EV: For example in Spain my mom and I went to The Festival of the Patios, which happens in Cordoba each spring. It’s in this town where all of these homes are built around courtyards. So during the festival you walk around these beautiful houses and go into everyone’s courtyard. It’s the antithesis of shelter in place. And it’s not like a home-erama or some fancy design showcase. They’re just everyday folks doing interesting things with their flowers and fountains and the home owners are sitting there sometimes with a cat and you just talk to them. You’re literally just spending the afternoon wandering through people’s homes. Things like that I think are very special because they give such great insight into a really specific regional culture and the way people live.


“My approach to design is always go slow to go fast and my approach to trips is meticulously plan to wing it.”

O+A: I know you often plan your trips to coincide with arts festivals.
I do typically plan my travel around an art event. And I use that as sort of the grounding and then find other things to do before and after. I was in London at the Tate over Thanksgiving and after I got through the Olafur Eliasson exhibit there was a room set up like a lab that had his clippings from articles and magazines. I was immediately drawn to this article that talked about how for people who love art viewing it, particularly alone, is akin to falling in love. You have a different experience when you view art alone than when you view it with someone else. When you are fully immersed in art by yourself something happens chemically in your brain, and it’s the same chemical reaction that you feel when you’re falling in love with someone. That to me was like a light bulb going off. Because it was putting science and words to what I had been feeling more and more for the past handful of years.

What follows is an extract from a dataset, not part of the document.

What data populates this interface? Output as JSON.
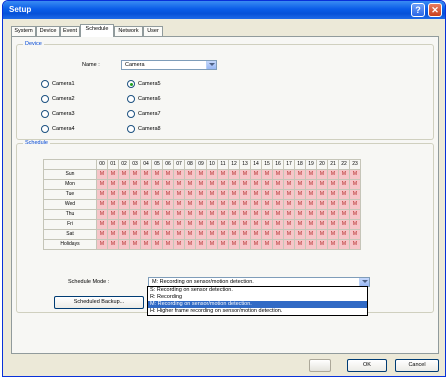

O+A: So putting art at the center of your travel is a way of guaranteeing you are going to love the trip.
EV: Yeah. Last one, for example, was a double header. I started at the Biennale in Venice and ended at Dutch Design Week in Eindhoven. And I thought, well there’s a lot of stuff in between. So I took the train up to Lake Lucerne and then I went to Zurich, which exceeded all my expectations. I absolutely loved it. It was really easy to get around, incredibly clean and the architecture was phenomenal. There’s a design museum in an old Bauhaus building where they have all the flat files and curiosity cabinets for you to open. Every one of them is like a Christmas present—you don’t know what’s going to be inside. And they had all of the things that I studied in graphic design school: the great typographers and the great illustrators and the great logos. You’re opening files, and there’s Weingart and his hand drawings of his typeface with his mark-ups. And you see how like even the masters of the masters have this sketchy, rough, imperfect sketching process and it’s so humanizing. Like most designers I feel like nothing I do is ever good enough. And when you look at this you realize some of the most beautiful, lauded typefaces in the world started with a lousy sketch. It was great to see.



O+A: That’s one thing travel always does—reorients us, gives us a clearer view of where we are in relation to others.
EV: I was thinking the other day about this—how my internal energy is different when I’m traveling. I’m so carefree and curious, and I’ve had sort of a similar feeling at times during this Covid crisis. Because when I’m traveling I give myself permission to have a break from everything that is not in the moment, right? I know that I am on vacation. I am not thinking about deadlines or thinking about next year or next month. And I am not tuned in to any of the noise. Even though what we’re going through right now is very different and I’m not discovering new things and eating new foods and interacting with different people, there is a similarity in that internal energy. I don’t have to be anywhere than where I am right now. I can’t be.

O+A: So after Zurich…
EV: Well after Zurich, I went to Eindhoven for my third… or was it my fourth? Dutch Design Week. And then I went to Amsterdam.

O+A: You saved your favorite city for last.
EV: Oh wait, but I also went to…